*** Begin section ***

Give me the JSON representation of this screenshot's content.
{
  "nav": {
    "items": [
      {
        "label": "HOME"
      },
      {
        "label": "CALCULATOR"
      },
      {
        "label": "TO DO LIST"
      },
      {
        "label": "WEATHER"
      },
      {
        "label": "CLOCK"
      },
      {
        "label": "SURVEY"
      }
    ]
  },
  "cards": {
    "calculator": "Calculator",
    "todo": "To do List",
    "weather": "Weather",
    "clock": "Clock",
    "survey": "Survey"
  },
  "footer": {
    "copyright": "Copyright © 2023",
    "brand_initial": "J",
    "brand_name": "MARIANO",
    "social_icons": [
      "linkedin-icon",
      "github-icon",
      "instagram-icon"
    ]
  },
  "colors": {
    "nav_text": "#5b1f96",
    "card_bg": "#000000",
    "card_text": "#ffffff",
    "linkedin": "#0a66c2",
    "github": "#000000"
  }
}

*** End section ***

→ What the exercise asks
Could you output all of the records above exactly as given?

→ Solution
Give me the JSON representation of this screenshot's content.
{
  "nav": {
    "items": [
      {
        "label": "HOME"
      },
      {
        "label": "CALCULATOR"
      },
      {
        "label": "TO DO LIST"
      },
      {
        "label": "WEATHER"
      },
      {
        "label": "CLOCK"
      },
      {
        "label": "SURVEY"
      }
    ]
  },
  "cards": {
    "calculator": "Calculator",
    "todo": "To do List",
    "weather": "Weather",
    "clock": "Clock",
    "survey": "Survey"
  },
  "footer": {
    "copyright": "Copyright © 2023",
    "brand_initial": "J",
    "brand_name": "MARIANO",
    "social_icons": [
      "linkedin-icon",
      "github-icon",
      "instagram-icon"
    ]
  },
  "colors": {
    "nav_text": "#5b1f96",
    "card_bg": "#000000",
    "card_text": "#ffffff",
    "linkedin": "#0a66c2",
    "github": "#000000"
  }
}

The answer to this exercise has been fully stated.